- _WHAT TO PRODUCE_: Take each line of the entries below that contains "your" and copy it.

——————————

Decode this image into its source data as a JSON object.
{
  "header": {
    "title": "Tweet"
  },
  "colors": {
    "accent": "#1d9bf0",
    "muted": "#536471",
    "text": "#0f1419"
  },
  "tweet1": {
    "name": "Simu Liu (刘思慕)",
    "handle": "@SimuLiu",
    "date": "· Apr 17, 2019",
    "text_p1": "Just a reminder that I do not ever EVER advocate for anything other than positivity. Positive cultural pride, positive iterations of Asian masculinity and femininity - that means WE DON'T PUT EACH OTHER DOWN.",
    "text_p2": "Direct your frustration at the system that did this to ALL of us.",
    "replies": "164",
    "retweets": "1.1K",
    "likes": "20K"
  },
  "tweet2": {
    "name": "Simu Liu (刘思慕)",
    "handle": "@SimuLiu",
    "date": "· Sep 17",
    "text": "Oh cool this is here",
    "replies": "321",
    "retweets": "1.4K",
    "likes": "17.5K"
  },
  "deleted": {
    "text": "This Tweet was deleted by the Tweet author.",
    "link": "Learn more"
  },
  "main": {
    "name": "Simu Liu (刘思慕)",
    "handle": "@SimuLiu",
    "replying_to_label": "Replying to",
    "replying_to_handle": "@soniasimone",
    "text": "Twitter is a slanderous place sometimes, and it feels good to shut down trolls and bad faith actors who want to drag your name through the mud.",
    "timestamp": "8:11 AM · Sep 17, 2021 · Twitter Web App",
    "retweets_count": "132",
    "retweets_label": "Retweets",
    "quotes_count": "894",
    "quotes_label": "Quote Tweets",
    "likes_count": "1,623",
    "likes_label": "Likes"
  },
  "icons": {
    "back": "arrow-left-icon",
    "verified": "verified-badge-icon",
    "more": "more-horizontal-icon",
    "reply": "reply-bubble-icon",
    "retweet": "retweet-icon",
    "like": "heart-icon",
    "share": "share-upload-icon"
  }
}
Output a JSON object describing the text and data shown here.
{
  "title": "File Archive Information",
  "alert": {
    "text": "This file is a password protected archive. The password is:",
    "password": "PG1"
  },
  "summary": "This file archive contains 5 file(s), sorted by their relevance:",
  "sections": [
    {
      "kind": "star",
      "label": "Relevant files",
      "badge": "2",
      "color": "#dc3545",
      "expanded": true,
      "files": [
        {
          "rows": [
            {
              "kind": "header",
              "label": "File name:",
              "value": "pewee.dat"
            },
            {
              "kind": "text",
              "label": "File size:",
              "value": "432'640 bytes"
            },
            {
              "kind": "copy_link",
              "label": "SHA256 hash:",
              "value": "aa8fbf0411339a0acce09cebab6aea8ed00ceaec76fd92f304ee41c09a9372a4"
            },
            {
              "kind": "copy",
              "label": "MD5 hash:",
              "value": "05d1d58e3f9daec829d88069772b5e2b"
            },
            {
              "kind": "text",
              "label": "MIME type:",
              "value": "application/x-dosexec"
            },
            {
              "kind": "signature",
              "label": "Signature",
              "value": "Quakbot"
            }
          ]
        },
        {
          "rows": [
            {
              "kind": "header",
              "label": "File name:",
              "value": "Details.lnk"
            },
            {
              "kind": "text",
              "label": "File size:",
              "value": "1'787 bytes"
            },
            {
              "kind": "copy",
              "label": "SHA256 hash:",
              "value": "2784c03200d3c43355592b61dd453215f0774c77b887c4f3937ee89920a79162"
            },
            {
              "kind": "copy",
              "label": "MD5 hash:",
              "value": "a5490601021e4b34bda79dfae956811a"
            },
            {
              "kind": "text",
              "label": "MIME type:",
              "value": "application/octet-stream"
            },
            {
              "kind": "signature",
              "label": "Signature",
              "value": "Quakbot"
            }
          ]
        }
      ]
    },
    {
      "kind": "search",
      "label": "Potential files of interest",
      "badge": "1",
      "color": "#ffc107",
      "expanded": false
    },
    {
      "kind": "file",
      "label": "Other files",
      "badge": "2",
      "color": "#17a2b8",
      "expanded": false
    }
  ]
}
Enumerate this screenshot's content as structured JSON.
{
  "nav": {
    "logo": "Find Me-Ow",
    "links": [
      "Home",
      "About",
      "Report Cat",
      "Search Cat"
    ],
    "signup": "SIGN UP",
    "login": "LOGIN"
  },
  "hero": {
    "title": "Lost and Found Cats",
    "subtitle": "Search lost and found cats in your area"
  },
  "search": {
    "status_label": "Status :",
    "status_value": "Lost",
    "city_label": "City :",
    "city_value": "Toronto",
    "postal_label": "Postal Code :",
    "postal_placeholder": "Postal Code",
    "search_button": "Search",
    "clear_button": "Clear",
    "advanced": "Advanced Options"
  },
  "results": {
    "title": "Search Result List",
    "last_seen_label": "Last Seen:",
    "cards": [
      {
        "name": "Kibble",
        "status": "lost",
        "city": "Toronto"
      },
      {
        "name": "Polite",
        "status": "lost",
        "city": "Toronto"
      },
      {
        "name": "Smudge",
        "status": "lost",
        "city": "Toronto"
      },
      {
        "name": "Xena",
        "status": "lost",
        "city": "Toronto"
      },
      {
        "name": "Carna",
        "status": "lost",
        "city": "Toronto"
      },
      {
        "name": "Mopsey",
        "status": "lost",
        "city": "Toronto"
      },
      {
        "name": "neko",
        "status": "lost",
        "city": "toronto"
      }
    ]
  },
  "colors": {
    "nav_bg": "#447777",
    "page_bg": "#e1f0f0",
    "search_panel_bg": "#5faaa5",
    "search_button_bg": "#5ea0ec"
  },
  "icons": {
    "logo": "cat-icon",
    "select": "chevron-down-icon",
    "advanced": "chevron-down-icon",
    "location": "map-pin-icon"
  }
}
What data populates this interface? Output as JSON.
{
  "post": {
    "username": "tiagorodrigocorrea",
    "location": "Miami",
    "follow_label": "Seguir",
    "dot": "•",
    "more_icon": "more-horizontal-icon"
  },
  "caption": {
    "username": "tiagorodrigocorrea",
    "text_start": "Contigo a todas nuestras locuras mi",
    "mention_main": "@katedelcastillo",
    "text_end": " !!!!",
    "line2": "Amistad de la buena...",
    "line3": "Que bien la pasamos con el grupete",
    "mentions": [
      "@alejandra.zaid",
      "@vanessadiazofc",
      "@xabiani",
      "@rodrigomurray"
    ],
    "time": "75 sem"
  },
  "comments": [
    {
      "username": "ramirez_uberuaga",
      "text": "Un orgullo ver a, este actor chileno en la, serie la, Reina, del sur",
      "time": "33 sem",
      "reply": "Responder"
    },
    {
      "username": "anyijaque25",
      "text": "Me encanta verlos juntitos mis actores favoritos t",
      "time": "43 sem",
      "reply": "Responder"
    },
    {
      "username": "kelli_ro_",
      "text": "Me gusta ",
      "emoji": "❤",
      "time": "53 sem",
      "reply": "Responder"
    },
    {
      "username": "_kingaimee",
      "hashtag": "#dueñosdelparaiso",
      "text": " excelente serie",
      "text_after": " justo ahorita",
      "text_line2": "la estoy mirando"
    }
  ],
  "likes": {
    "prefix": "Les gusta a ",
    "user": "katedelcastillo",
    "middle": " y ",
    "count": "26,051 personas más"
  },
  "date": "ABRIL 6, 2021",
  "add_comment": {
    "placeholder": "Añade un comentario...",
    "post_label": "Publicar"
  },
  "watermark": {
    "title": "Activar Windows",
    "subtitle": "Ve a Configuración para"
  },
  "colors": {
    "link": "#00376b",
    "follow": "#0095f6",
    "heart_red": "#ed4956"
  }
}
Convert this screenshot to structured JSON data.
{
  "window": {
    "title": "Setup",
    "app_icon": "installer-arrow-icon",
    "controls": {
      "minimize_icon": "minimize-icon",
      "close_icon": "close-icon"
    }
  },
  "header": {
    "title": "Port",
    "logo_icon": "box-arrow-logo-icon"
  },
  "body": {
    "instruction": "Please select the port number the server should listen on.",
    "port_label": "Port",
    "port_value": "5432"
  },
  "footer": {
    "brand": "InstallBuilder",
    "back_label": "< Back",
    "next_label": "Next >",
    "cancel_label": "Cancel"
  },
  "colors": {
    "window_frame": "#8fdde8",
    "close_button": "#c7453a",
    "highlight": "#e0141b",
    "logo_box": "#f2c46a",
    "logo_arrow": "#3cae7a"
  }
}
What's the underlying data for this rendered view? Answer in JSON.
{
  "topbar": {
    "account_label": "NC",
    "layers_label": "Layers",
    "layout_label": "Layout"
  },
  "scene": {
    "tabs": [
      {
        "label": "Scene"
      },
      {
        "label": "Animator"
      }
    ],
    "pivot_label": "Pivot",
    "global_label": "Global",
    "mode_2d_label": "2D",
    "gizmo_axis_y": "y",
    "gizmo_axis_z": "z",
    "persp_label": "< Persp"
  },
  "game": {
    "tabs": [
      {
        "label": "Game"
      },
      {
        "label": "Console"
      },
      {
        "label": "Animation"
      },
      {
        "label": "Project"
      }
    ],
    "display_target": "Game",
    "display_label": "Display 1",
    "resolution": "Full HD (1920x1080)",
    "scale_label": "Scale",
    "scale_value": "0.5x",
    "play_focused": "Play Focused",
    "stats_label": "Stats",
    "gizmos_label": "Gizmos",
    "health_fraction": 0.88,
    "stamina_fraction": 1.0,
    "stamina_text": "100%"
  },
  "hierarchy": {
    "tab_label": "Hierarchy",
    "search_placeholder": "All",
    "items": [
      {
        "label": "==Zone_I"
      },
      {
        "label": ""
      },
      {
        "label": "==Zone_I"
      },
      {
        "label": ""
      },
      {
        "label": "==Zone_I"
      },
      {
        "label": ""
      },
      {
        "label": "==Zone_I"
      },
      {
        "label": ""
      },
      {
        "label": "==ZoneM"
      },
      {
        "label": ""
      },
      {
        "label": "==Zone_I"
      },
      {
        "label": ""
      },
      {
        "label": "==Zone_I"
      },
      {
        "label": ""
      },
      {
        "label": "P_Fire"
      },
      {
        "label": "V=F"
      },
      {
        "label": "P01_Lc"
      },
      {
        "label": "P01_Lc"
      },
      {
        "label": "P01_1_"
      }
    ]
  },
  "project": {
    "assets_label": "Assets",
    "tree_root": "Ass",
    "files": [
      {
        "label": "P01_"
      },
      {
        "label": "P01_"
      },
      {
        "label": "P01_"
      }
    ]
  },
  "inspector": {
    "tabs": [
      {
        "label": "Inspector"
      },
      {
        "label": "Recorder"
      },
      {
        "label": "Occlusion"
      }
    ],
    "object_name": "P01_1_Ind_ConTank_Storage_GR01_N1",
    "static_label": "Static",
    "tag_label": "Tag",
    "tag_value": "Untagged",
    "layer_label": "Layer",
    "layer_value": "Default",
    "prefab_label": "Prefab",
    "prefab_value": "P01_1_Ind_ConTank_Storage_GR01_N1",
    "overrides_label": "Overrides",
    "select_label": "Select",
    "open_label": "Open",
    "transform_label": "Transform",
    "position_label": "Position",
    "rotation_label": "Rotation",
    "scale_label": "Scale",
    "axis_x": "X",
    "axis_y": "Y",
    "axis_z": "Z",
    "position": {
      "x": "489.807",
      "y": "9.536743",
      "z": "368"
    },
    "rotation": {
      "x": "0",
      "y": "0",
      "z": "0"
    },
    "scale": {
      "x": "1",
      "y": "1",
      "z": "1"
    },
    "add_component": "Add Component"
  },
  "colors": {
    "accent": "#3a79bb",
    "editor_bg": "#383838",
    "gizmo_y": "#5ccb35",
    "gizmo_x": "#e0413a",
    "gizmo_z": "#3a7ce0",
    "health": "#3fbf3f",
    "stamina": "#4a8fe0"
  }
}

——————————

- _SOLUTION_:
    "text_p2": "Direct your frustration at the system that did this to ALL of us.",
    "text": "Twitter is a slanderous place sometimes, and it feels good to shut down trolls and bad faith actors who want to drag your name through the mud.",
    "subtitle": "Search lost and found cats in your area"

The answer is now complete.